───── Record excerpts ─────

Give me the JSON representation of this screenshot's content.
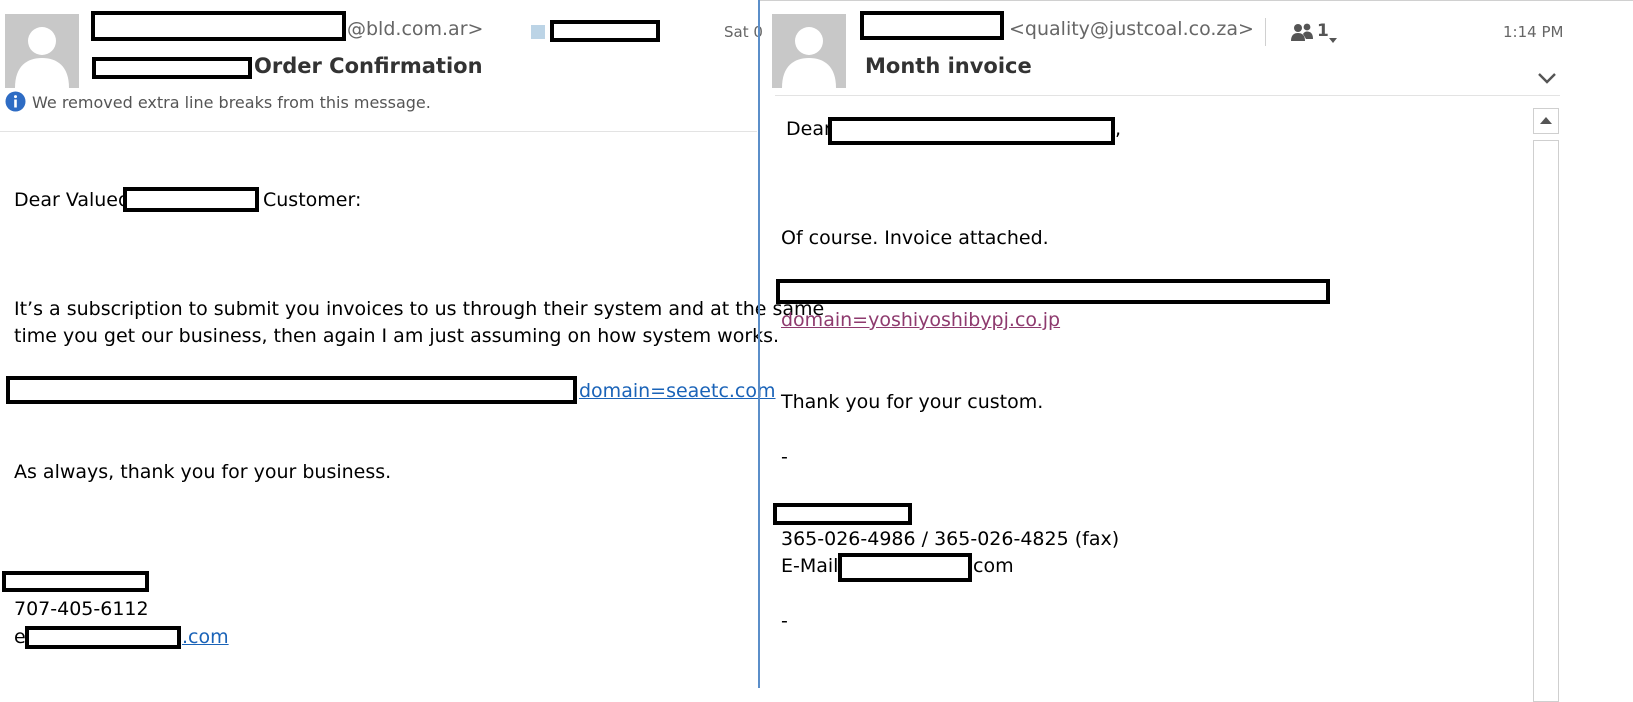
{
  "left_email": {
    "sender_domain": "@bld.com.ar>",
    "date": "Sat 0",
    "subject": "Order Confirmation",
    "notice": "We removed extra line breaks from this message.",
    "greeting_pre": "Dear Valued",
    "greeting_post": "Customer:",
    "paragraph_line1": "It’s a subscription to submit you invoices to us through their system and at the same",
    "paragraph_line2": "time you get our business, then  again I am just assuming on how system works.",
    "link": "domain=seaetc.com",
    "thanks": "As always, thank you for your business.",
    "phone": "707-405-6112",
    "email_prefix": "e",
    "email_suffix": ".com"
  },
  "right_email": {
    "sender_email": "<quality@justcoal.co.za>",
    "participants_count": "1",
    "time": "1:14 PM",
    "subject": "Month invoice",
    "greeting_pre": "Dear",
    "greeting_post": ",",
    "line1": "Of course. Invoice attached.",
    "link": "domain=yoshiyoshibypj.co.jp",
    "thanks": "Thank you for your custom.",
    "dash1": "-",
    "phone": "365-026-4986 / 365-026-4825  (fax)",
    "email_label": "E-Mail:",
    "email_suffix": "com",
    "dash2": "-"
  },
  "icons": {
    "info": "info-icon",
    "people": "people-icon",
    "expand": "chevron-down-icon",
    "scroll_up": "scroll-up-icon"
  },
  "colors": {
    "link": "#1a63b8",
    "visited_link": "#8e3a6e",
    "info_blue": "#2e6cc4",
    "divider": "#5b8ec9"
  }
}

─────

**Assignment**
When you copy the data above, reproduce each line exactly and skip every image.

**Output of the task**
Give me the JSON representation of this screenshot's content.
{
  "left_email": {
    "sender_domain": "@bld.com.ar>",
    "date": "Sat 0",
    "subject": "Order Confirmation",
    "notice": "We removed extra line breaks from this message.",
    "greeting_pre": "Dear Valued",
    "greeting_post": "Customer:",
    "paragraph_line1": "It’s a subscription to submit you invoices to us through their system and at the same",
    "paragraph_line2": "time you get our business, then  again I am just assuming on how system works.",
    "link": "domain=seaetc.com",
    "thanks": "As always, thank you for your business.",
    "phone": "707-405-6112",
    "email_prefix": "e",
    "email_suffix": ".com"
  },
  "right_email": {
    "sender_email": "<quality@justcoal.co.za>",
    "participants_count": "1",
    "time": "1:14 PM",
    "subject": "Month invoice",
    "greeting_pre": "Dear",
    "greeting_post": ",",
    "line1": "Of course. Invoice attached.",
    "link": "domain=yoshiyoshibypj.co.jp",
    "thanks": "Thank you for your custom.",
    "dash1": "-",
    "phone": "365-026-4986 / 365-026-4825  (fax)",
    "email_label": "E-Mail:",
    "email_suffix": "com",
    "dash2": "-"
  },
  "icons": {
    "info": "info-icon",
    "people": "people-icon",
    "expand": "chevron-down-icon",
    "scroll_up": "scroll-up-icon"
  },
  "colors": {
    "link": "#1a63b8",
    "visited_link": "#8e3a6e",
    "info_blue": "#2e6cc4",
    "divider": "#5b8ec9"
  }
}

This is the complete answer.